Task prompt:
The required result is every line of the records that includes "description".

Element data from apps and pages:
-=-=-=-=-
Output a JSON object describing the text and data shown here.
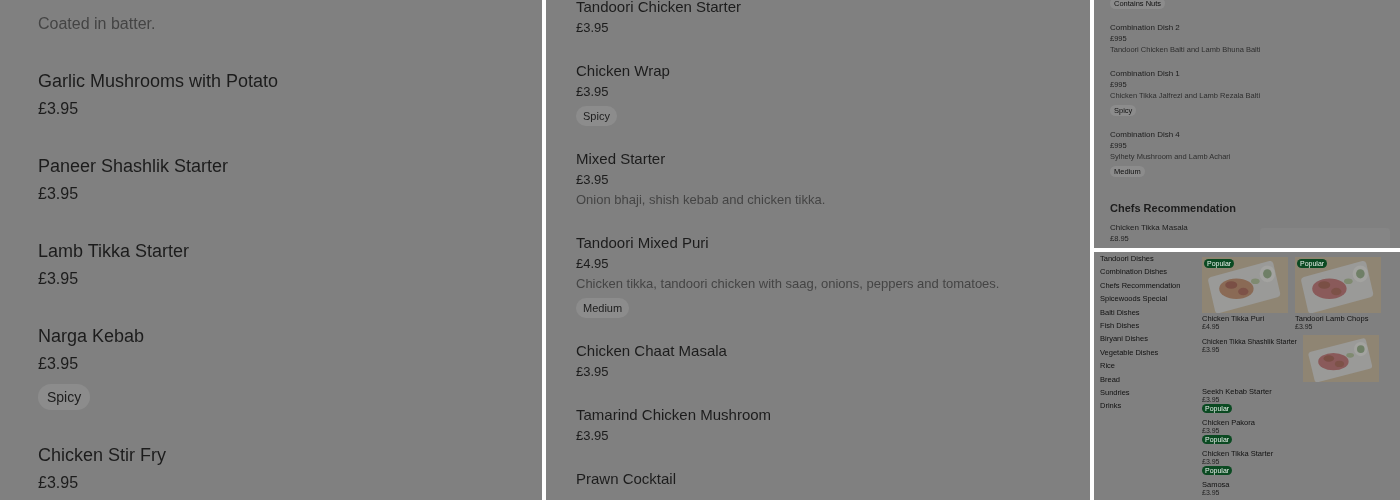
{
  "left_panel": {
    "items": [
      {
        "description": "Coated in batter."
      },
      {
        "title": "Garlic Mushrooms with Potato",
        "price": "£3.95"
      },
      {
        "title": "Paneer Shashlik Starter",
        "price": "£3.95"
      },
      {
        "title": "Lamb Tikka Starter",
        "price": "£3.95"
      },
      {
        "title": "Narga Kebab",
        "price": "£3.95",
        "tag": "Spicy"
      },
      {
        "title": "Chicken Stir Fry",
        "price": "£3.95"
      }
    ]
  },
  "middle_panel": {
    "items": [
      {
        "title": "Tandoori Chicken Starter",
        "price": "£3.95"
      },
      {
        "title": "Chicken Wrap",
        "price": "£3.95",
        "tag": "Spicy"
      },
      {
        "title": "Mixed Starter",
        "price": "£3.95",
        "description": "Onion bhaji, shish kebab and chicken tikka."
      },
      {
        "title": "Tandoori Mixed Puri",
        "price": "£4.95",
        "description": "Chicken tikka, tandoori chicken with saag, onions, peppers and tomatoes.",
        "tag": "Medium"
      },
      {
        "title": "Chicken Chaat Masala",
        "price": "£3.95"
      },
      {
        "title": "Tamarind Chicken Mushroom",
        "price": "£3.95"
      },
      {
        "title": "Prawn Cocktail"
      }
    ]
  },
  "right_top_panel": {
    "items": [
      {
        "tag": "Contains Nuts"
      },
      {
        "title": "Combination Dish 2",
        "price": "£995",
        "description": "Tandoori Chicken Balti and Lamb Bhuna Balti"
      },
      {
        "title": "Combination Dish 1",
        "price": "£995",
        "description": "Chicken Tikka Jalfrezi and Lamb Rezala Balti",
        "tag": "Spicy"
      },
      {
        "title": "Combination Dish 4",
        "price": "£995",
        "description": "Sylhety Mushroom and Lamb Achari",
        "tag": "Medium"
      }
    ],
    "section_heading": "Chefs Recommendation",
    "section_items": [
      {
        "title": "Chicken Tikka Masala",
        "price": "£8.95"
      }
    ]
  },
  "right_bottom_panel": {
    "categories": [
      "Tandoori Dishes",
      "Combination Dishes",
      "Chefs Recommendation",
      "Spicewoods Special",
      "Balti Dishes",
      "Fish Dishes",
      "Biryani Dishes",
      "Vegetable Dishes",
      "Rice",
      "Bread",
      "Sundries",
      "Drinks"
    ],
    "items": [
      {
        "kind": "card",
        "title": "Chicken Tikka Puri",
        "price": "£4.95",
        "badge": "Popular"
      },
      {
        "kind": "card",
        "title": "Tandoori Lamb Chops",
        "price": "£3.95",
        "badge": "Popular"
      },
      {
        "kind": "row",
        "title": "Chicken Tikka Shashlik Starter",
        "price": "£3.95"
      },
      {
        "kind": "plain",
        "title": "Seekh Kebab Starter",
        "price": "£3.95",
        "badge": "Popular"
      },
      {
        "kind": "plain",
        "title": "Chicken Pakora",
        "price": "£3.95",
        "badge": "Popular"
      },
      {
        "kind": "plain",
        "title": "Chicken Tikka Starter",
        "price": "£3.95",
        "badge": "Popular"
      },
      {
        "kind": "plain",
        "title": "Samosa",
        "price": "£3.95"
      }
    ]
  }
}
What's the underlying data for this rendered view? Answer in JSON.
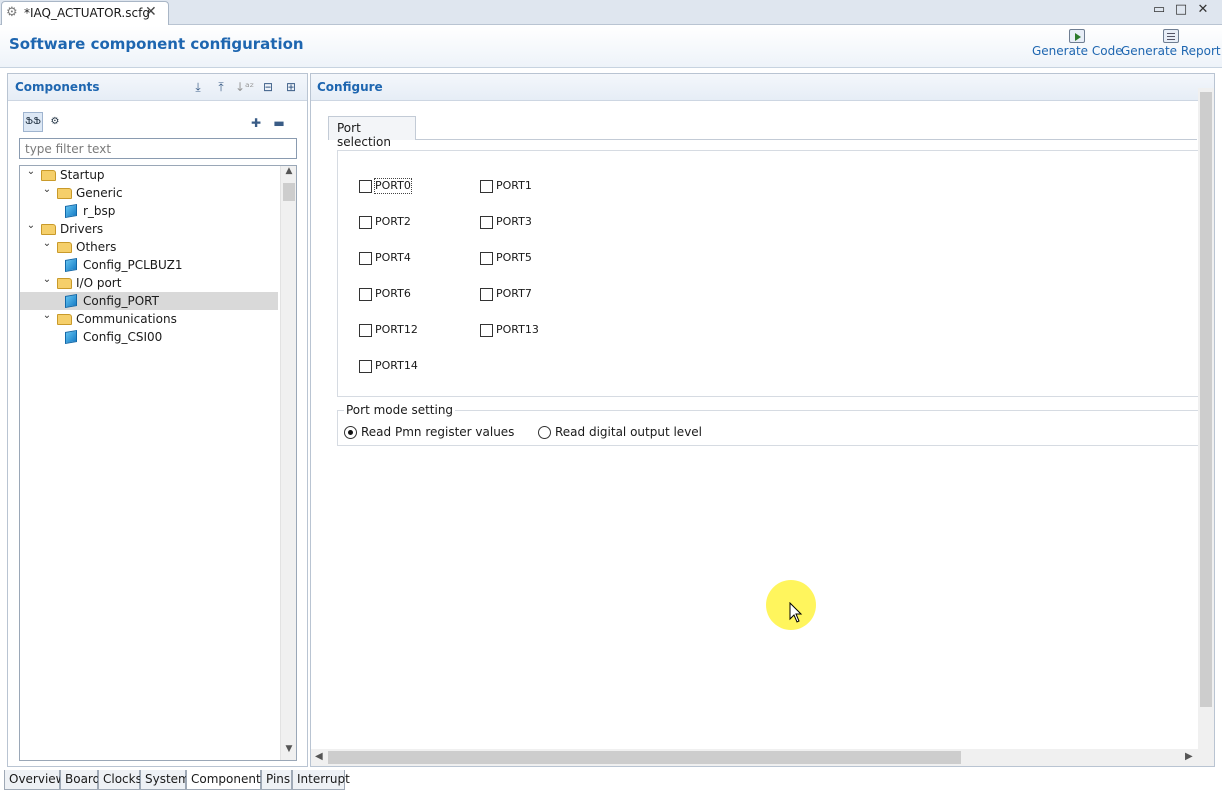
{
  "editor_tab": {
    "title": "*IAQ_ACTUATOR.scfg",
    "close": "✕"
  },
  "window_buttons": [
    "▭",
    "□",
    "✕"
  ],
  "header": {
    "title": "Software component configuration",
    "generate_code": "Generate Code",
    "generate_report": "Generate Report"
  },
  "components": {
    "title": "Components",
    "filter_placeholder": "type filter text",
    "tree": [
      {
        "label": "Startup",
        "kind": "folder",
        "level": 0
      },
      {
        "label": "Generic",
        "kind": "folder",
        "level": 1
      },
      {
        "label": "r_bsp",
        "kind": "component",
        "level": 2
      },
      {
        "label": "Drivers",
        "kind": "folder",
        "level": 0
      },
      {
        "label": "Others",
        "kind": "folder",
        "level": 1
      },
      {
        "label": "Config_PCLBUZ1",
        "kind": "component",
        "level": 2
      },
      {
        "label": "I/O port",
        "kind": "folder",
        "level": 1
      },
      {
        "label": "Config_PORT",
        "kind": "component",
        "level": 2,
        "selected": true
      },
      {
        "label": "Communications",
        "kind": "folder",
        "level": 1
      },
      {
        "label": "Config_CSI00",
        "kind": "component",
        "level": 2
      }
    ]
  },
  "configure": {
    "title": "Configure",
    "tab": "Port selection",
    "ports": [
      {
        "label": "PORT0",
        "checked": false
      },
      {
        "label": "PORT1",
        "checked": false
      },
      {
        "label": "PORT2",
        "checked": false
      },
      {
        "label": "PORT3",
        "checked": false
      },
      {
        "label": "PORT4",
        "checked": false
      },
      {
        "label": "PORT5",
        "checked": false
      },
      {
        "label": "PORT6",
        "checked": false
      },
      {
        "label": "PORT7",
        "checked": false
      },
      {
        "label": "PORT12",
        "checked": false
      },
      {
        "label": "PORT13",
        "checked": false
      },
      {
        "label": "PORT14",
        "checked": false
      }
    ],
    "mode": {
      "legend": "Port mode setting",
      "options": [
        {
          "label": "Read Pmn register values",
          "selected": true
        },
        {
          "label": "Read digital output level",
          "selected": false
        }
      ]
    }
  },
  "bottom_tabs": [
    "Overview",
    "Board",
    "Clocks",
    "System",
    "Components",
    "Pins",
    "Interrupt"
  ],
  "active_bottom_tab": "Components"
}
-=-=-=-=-
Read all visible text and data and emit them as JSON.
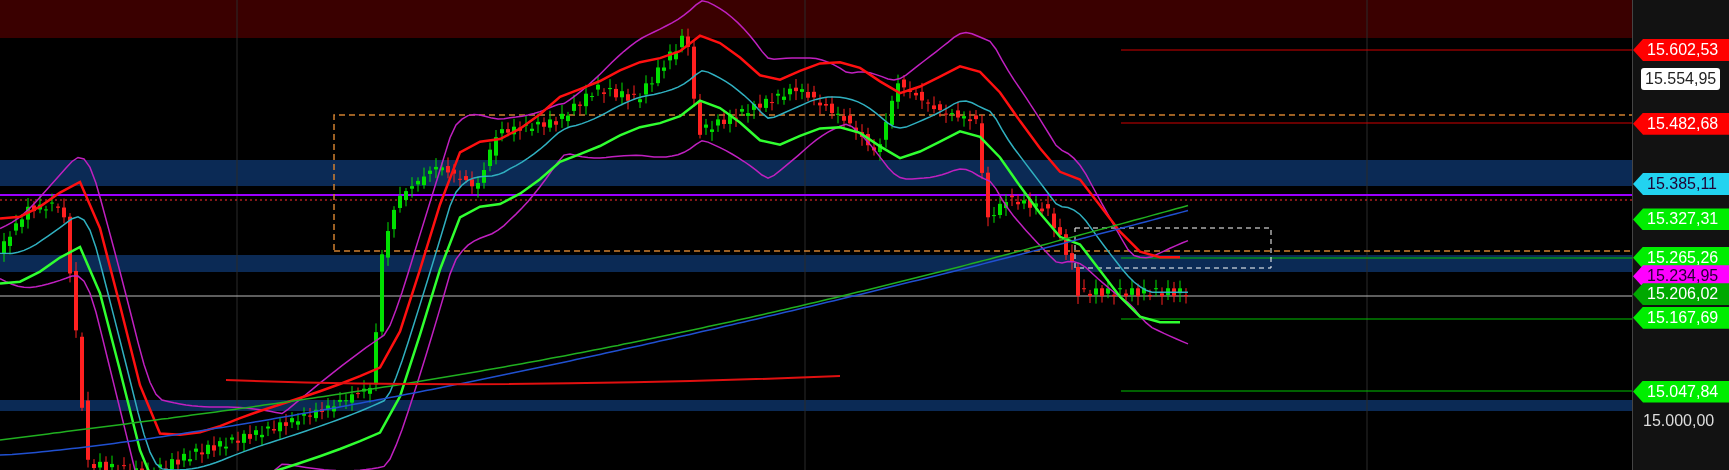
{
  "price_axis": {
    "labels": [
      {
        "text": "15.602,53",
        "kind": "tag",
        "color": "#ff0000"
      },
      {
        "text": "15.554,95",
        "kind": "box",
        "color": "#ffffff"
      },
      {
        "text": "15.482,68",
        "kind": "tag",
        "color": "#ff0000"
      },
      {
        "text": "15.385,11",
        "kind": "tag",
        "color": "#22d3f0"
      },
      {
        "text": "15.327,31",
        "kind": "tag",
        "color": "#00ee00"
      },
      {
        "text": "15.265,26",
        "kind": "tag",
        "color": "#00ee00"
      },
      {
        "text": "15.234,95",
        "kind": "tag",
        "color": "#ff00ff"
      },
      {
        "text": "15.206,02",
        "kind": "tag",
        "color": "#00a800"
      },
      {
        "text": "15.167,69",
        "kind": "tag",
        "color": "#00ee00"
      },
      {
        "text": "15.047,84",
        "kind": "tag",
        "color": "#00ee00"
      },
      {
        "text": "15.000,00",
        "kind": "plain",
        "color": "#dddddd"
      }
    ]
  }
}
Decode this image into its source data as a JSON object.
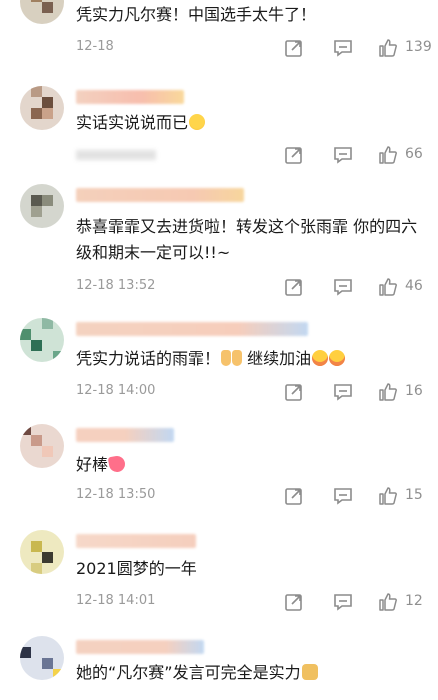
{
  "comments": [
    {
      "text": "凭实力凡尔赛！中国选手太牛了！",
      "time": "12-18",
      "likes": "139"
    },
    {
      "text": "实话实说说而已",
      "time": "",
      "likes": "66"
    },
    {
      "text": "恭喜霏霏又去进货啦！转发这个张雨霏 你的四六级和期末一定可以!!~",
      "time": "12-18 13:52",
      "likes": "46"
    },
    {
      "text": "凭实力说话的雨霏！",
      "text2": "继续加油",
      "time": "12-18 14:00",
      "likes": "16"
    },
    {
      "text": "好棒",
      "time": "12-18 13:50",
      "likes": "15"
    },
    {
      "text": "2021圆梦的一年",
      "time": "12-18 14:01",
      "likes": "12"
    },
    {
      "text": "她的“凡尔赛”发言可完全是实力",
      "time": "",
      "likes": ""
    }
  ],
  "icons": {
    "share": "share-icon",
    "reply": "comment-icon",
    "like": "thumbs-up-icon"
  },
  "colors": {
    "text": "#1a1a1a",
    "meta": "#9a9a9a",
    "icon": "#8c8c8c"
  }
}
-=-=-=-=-
Task output:
        "description": "Coated in batter."
        "description": "Onion bhaji, shish kebab and chicken tikka."
        "description": "Chicken tikka, tandoori chicken with saag, onions, peppers and tomatoes.",
        "description": "Tandoori Chicken Balti and Lamb Bhuna Balti"
        "description": "Chicken Tikka Jalfrezi and Lamb Rezala Balti",
        "description": "Sylhety Mushroom and Lamb Achari",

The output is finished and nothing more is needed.